▸ What you have to do:
What lines in the material hold the string "Drawing"? Copy out each of them.

▸ Data extract:
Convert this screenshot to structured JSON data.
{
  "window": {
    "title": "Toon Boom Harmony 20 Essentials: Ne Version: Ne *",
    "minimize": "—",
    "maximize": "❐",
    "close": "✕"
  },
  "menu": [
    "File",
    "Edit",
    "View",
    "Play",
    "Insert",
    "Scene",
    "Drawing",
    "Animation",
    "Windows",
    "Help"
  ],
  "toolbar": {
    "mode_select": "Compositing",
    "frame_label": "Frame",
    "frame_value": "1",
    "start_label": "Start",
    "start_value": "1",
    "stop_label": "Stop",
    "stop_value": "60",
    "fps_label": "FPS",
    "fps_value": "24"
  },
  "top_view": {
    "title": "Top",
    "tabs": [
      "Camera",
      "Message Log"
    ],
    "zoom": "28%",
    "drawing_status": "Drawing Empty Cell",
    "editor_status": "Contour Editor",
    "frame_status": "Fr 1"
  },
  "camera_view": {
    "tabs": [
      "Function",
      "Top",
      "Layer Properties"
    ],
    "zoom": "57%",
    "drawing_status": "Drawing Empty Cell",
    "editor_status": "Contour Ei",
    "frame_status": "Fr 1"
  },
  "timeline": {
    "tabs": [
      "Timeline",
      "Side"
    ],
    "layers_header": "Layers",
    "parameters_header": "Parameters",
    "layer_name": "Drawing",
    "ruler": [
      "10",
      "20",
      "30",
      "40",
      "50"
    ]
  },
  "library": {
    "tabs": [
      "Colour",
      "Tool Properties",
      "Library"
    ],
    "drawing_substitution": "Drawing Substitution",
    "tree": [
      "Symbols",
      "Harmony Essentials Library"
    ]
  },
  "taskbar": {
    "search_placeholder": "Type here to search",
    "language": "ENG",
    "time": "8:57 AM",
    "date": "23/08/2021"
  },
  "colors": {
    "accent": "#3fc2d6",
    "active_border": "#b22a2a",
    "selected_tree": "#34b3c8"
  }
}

▸ Solution to the problem:
    "Drawing",
    "drawing_status": "Drawing Empty Cell",
    "drawing_status": "Drawing Empty Cell",
    "layer_name": "Drawing",
    "drawing_substitution": "Drawing Substitution",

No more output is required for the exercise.